By Markham Hislop of The Calgary Beacon

In order for our children to get the most out of their school experience, teachers and parents need to work as a team.  For that to happen, there must be communication between home and the school.  Lani Donaldson of Beacon Literacy offers some questions every parent should ask to make the most of the parent/ teacher conference.

Ms. Donaldson points out that it’s important for parents to realize they are free to call the school and ask for a meeting with the teacher at any time.  Once a meeting has been set, parents should go in with a plan.  Never start with, “How is my kid doing?” as this causes the teacher to comment on everything because that’s what was asked for.


Rather, if the parents have a specific set of questions to ask, the discussion will be more focussed, the information more useful, and the child wins. 

“Parents are experts on their own children,” says Ms. Donaldson.  Therefore, parents will frequently be the first to notice a difficulty.
 If something appears to be wrong, it is time to call for a meeting.  The sooner a problem can be identified, the sooner it can be dealt with.  “In our system, from K to 3, we learn to read, and from Grade 4 for the rest of our lives, we read to learn.  If we miss that window, it starts to spiral.”

There are different things to watch for, depending on the age of the child.  Ms. Donaldson explains that in Grade 1, children will get frustrated but accept that something they don’t get this year, they will likely get in Grade 2. 

By Grade 2, problems are starting to surface more.  Behavioural problems also begin as the child becomes more frustrated.   Ms. Donaldson says that by Grade 3, “If the child does not start to learn to read, their spirit breaks and they lose confidence in their ability to learn”.  After that, they either become withdrawn or they act out. 

When parents come to Beacon Literacy for an assessment, they are given strategies to help their child in the classroom and at home.  It is important for parents to share these with the teacher.  Ms. Donaldson points out that it is up to the teacher whether or not they implement the strategies. 

Teachers should never tell a struggling reader to simply read more at home.  This only compounds the problem.   They need to refer the child for assessment to determine the source of the problem.  Many children need to return to basics. 

Whether a child is in Grade 1 or High School, when they come to Beacon Literacy, they usually need to be re-taught the basics.  The approach, however, changes based on the age of the child.  If the child is in the teen years, it is important that they see results quickly to restore some of their confidence.  Beacon’s system will usually fix the problem in 5 to 10 weeks. 

For the parent whose child isn’t struggling.  Ms. Donaldson still recommends they attend a parent/ teacher conference.

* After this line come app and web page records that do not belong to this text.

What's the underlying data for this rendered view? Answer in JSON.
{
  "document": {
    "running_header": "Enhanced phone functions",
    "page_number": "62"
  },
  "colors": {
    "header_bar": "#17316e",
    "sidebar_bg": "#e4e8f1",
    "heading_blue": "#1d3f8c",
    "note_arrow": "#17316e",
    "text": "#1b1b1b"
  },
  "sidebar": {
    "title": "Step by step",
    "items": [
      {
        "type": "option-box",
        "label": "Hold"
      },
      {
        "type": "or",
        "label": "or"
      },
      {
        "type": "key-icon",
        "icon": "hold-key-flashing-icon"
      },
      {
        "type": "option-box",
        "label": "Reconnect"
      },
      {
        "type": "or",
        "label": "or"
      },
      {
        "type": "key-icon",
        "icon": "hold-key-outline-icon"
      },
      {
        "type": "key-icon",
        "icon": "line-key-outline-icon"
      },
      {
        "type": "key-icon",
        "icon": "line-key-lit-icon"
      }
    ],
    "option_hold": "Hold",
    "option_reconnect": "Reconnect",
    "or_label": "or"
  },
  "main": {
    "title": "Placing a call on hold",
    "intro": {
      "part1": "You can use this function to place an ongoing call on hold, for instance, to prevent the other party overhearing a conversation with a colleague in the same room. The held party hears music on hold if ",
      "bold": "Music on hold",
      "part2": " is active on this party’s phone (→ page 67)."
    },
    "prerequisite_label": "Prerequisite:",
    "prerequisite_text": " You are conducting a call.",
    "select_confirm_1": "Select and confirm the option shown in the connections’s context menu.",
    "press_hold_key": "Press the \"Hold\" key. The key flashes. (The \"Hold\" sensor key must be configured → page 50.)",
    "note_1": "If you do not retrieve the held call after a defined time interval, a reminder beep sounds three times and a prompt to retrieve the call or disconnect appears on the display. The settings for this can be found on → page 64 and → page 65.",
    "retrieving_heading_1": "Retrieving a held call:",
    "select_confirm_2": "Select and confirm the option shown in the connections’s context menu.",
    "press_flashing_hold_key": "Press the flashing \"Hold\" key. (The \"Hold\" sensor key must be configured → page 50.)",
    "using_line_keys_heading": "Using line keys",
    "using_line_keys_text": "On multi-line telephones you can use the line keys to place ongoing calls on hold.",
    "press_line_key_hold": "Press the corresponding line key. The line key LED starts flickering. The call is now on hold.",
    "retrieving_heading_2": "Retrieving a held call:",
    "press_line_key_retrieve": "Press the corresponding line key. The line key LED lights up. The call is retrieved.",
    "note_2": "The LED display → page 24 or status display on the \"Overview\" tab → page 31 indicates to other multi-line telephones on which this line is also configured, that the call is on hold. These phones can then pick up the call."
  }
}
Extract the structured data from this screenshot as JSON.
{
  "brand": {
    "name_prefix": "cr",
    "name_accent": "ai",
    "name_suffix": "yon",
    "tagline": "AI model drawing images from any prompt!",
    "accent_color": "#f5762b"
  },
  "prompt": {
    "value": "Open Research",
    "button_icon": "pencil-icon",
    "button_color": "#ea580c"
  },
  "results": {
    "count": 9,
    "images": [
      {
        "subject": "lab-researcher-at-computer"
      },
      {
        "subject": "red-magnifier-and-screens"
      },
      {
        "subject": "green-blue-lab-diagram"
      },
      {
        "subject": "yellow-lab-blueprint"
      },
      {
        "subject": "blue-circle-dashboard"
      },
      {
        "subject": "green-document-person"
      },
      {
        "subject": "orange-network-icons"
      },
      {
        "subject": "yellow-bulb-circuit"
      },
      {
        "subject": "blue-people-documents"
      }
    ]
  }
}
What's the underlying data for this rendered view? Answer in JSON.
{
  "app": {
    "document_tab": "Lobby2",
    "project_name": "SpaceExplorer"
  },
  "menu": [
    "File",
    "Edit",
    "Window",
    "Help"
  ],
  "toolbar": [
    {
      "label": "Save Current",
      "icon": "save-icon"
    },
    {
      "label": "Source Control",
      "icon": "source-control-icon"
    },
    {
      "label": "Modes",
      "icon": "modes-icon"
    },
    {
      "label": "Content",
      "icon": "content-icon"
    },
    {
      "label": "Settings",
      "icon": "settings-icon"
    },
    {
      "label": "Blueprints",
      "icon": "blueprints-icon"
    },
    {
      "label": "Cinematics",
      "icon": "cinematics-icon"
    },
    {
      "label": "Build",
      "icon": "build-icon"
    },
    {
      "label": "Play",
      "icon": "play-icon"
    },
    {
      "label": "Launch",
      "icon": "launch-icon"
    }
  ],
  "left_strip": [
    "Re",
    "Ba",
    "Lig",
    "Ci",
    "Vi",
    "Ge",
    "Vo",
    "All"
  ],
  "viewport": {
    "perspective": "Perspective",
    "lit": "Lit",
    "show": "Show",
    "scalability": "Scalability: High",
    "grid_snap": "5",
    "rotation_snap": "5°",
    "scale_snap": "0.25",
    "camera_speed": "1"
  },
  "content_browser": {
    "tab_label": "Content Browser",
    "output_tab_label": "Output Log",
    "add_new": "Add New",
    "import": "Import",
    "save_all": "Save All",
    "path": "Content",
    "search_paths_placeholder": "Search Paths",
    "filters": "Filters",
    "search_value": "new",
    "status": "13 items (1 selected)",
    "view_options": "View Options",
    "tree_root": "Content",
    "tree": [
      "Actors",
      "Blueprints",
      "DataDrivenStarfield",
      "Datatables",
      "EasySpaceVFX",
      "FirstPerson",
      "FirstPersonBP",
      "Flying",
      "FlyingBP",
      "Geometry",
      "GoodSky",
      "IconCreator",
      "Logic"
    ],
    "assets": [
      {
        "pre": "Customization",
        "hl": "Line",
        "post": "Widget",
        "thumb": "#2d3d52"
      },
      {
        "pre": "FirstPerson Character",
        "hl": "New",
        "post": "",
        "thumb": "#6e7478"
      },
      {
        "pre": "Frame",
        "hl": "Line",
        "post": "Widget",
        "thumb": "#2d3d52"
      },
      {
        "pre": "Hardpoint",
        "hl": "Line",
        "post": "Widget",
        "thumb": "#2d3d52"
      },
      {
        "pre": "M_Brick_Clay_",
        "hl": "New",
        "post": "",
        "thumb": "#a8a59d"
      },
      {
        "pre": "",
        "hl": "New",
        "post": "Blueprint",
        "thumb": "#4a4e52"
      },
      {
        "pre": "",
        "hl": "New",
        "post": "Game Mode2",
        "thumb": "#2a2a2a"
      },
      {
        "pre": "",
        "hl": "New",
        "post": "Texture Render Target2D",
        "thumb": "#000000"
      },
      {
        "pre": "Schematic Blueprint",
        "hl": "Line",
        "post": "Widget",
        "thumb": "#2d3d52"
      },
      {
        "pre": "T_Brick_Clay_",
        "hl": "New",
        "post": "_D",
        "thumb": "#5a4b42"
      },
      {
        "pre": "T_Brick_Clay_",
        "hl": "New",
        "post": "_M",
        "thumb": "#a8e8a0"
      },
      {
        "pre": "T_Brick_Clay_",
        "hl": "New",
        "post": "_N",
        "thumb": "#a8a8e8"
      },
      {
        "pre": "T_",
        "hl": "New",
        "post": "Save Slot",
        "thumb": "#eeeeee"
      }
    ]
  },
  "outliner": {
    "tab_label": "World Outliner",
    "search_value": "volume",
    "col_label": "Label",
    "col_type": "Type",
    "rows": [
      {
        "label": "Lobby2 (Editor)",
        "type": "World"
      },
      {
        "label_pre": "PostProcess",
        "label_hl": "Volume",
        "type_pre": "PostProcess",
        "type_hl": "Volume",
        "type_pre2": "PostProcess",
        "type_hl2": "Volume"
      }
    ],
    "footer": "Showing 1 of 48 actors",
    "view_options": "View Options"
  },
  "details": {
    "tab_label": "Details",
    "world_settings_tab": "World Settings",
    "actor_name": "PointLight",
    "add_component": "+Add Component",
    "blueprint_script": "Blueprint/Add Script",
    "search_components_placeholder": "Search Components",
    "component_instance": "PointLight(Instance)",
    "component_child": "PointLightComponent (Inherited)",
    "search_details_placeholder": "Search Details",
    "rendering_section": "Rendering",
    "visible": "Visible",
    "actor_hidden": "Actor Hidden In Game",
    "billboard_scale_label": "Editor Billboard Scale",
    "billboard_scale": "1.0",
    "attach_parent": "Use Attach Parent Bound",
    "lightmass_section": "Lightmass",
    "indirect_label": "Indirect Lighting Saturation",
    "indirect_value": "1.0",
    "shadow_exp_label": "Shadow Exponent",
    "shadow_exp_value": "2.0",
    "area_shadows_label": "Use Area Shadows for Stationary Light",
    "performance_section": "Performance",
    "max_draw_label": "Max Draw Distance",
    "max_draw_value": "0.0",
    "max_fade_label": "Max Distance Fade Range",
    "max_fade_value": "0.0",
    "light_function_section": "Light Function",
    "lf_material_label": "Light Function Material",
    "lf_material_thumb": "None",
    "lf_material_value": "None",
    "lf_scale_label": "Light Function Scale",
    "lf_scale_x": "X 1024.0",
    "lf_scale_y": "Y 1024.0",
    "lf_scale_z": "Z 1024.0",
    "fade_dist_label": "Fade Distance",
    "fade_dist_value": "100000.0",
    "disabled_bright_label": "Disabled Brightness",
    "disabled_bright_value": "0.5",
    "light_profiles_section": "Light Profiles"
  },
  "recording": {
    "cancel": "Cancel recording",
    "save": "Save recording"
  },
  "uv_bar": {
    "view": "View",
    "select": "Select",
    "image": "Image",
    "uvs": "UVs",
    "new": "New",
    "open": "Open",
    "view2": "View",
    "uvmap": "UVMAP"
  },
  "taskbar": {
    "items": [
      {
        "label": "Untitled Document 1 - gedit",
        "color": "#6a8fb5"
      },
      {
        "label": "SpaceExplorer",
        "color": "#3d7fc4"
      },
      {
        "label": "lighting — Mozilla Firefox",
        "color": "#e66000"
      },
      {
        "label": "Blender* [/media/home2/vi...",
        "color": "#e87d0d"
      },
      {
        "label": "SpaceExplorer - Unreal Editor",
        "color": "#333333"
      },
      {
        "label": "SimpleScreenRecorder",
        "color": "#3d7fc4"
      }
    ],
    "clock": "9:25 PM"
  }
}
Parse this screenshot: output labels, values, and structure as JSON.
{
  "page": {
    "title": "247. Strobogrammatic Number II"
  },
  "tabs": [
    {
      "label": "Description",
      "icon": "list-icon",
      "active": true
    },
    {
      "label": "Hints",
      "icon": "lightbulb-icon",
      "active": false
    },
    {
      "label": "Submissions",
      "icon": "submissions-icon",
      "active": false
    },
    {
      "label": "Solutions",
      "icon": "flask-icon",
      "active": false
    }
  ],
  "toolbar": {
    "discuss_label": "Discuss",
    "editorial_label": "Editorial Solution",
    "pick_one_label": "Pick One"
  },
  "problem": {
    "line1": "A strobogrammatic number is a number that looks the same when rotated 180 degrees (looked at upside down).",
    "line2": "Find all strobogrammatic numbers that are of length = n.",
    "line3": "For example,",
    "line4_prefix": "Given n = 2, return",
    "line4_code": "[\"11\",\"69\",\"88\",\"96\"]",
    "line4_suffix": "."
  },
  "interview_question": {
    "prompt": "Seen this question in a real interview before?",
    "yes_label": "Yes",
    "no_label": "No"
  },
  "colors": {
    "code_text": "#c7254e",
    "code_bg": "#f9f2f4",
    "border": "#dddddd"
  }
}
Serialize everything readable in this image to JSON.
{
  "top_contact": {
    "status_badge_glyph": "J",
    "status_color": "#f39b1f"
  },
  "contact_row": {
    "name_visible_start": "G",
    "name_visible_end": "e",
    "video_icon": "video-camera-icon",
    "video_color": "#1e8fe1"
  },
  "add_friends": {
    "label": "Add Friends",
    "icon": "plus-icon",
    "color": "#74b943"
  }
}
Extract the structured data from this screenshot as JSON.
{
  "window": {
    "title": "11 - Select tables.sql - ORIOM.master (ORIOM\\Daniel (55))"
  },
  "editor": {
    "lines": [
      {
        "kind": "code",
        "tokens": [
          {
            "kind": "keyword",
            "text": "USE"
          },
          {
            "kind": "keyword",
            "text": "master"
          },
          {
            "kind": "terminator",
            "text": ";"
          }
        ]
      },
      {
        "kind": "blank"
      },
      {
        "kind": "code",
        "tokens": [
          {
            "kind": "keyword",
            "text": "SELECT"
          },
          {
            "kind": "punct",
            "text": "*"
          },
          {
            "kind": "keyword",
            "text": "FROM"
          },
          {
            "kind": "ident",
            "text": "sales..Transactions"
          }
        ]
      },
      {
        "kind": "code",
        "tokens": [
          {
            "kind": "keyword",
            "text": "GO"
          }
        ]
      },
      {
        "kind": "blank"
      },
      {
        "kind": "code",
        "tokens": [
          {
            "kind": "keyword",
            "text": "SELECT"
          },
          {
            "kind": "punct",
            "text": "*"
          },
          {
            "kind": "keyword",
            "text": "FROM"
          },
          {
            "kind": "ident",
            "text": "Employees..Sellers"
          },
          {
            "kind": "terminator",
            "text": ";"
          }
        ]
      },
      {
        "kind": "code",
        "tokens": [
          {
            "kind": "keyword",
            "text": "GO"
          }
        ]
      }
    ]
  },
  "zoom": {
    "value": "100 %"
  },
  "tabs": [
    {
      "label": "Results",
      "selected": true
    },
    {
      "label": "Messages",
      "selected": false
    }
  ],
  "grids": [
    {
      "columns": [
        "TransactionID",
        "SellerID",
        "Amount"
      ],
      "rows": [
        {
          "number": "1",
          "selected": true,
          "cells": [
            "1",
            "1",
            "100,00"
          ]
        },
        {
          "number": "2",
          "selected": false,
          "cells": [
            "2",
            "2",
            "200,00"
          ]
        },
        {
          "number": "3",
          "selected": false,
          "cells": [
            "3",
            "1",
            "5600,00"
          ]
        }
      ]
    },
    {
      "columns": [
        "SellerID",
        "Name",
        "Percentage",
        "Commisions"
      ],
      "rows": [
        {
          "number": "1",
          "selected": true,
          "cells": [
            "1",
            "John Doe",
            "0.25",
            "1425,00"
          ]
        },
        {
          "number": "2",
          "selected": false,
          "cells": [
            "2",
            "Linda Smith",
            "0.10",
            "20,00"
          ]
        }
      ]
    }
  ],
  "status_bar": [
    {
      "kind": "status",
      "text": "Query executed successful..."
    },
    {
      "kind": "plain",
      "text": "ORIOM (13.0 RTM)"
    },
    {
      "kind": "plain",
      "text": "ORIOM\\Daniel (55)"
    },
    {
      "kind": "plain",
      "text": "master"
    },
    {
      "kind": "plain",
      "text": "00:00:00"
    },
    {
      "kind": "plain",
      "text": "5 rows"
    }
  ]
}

Make a teacher’s day by letting them know that your child loves the class.  It is also a great opportunity to ask the teacher about their plan for your child’s success; the child is currently doing well in the class, how do you keep it that way?